I was surprised to discover carol singing in many different parts of our archive. The activity can be found in hospital, school, photographic and individual collections, as well as in religious records such as this draft copy of a book of Christmas Carols for the use of the Old Meeting Church. We also have many traditional carols available to listen to as part of the recordings made by Charles Parker.
One of the most beautiful objects I found was in the records of Joseph Wainwright and Colbran J. Wainwright, manufacturing jewellers. “A Book of Pictured Carols designed by members of the Birmingham Art School” (MS 2717/3/1) is a slim hardback book of carols and illustrations created under the direction of Arthur J.Gaskin. The intricate woodcuts were each created by different artists, both male and female, and are all in the Arts and Crafts style. Some have strong floral and folk motifs such as the title page designed by Georgie E. Cave France. Others are inspired by themes of myth and legend such as the design at the top of this page by Henry Payne.
The Local Studies collection contains several volumes of carols printed in Birmingham. This is the cover of a tiny booklet of carols printed by J. Guest of Bull Street in about 1850. The pages are very thin, and it feels like it has been well used. The carols it contains are not the familiar ones that are popular today. They include intriguing titles such as Melodious Sound, Twinkling Stars and Twelve Points. They often refer to death and sin as well as to joyful celebrations.
It has been interesting having a glimpse into how traditions change over the years and I have enjoyed finding some new carols. I hope this brief taster may inspire you to come and see us next Christmas in our new home.
Perhaps a nice way to end this post is with the last verse of The Moon Shines Bright printed in “The Golden Harp”
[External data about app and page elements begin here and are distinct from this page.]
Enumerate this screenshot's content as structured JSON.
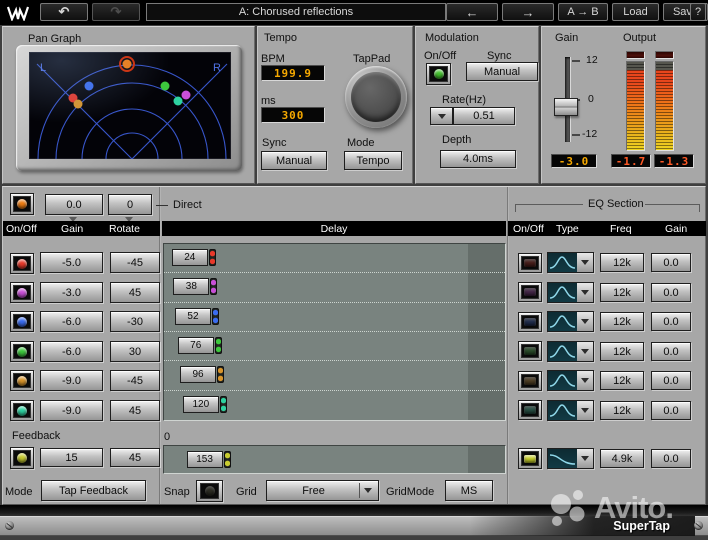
{
  "toolbar": {
    "logo": "waves",
    "undo": "↶",
    "redo": "↷",
    "preset": "A: Chorused reflections",
    "prev": "←",
    "next": "→",
    "ab": "A → B",
    "load": "Load",
    "save": "Save",
    "help": "?"
  },
  "pan_graph": {
    "title": "Pan Graph",
    "left": "L",
    "right": "R",
    "grid_color": "#3b5bd6",
    "label_color": "#5072e6",
    "ring_color": "#d42a00"
  },
  "tempo": {
    "title": "Tempo",
    "bpm_label": "BPM",
    "bpm": "199.9",
    "ms_label": "ms",
    "ms": "300",
    "tappad_label": "TapPad",
    "sync_label": "Sync",
    "sync": "Manual",
    "mode_label": "Mode",
    "mode": "Tempo"
  },
  "modulation": {
    "title": "Modulation",
    "onoff_label": "On/Off",
    "led_color": "#44c32e",
    "sync_label": "Sync",
    "sync": "Manual",
    "rate_label": "Rate(Hz)",
    "rate": "0.51",
    "depth_label": "Depth",
    "depth": "4.0ms"
  },
  "master": {
    "gain_label": "Gain",
    "tick_top": "12",
    "tick_mid": "0",
    "tick_bot": "-12",
    "gain": "-3.0",
    "output_label": "Output",
    "out_left": "-1.7",
    "out_right": "-1.3",
    "amber": "#f5a800",
    "red": "#ff5a26"
  },
  "direct": {
    "color": "#f07d12",
    "gain": "0.0",
    "rotate": "0",
    "label": "Direct"
  },
  "headers": {
    "onoff": "On/Off",
    "gain": "Gain",
    "rotate": "Rotate",
    "delay": "Delay",
    "eq_section": "EQ Section",
    "type": "Type",
    "freq": "Freq"
  },
  "taps": [
    {
      "color": "#e8392a",
      "gain": "-5.0",
      "rotate": "-45",
      "delay": "24",
      "eq_freq": "12k",
      "eq_gain": "0.0"
    },
    {
      "color": "#c94fd8",
      "gain": "-3.0",
      "rotate": "45",
      "delay": "38",
      "eq_freq": "12k",
      "eq_gain": "0.0"
    },
    {
      "color": "#3a6cf0",
      "gain": "-6.0",
      "rotate": "-30",
      "delay": "52",
      "eq_freq": "12k",
      "eq_gain": "0.0"
    },
    {
      "color": "#3dc93d",
      "gain": "-6.0",
      "rotate": "30",
      "delay": "76",
      "eq_freq": "12k",
      "eq_gain": "0.0"
    },
    {
      "color": "#d9952b",
      "gain": "-9.0",
      "rotate": "-45",
      "delay": "96",
      "eq_freq": "12k",
      "eq_gain": "0.0"
    },
    {
      "color": "#2ed2a0",
      "gain": "-9.0",
      "rotate": "45",
      "delay": "120",
      "eq_freq": "12k",
      "eq_gain": "0.0"
    }
  ],
  "feedback": {
    "label": "Feedback",
    "color": "#c8cc30",
    "gain": "15",
    "rotate": "45",
    "zero_label": "0",
    "delay": "153",
    "eq_led_color": "#c8d02a",
    "eq_freq": "4.9k",
    "eq_gain": "0.0"
  },
  "bottom": {
    "mode_label": "Mode",
    "mode": "Tap Feedback",
    "snap_label": "Snap",
    "snap_color": "#6a6a46",
    "grid_label": "Grid",
    "grid": "Free",
    "gridmode_label": "GridMode",
    "gridmode": "MS"
  },
  "footer": {
    "name": "SuperTap"
  },
  "watermark": {
    "text": "Avito."
  }
}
My song is done- I must be gone,
I can stay no longer here:
God bless you all, both great and small,
And send you a happy new year!
(Libraries and Archives Assistant)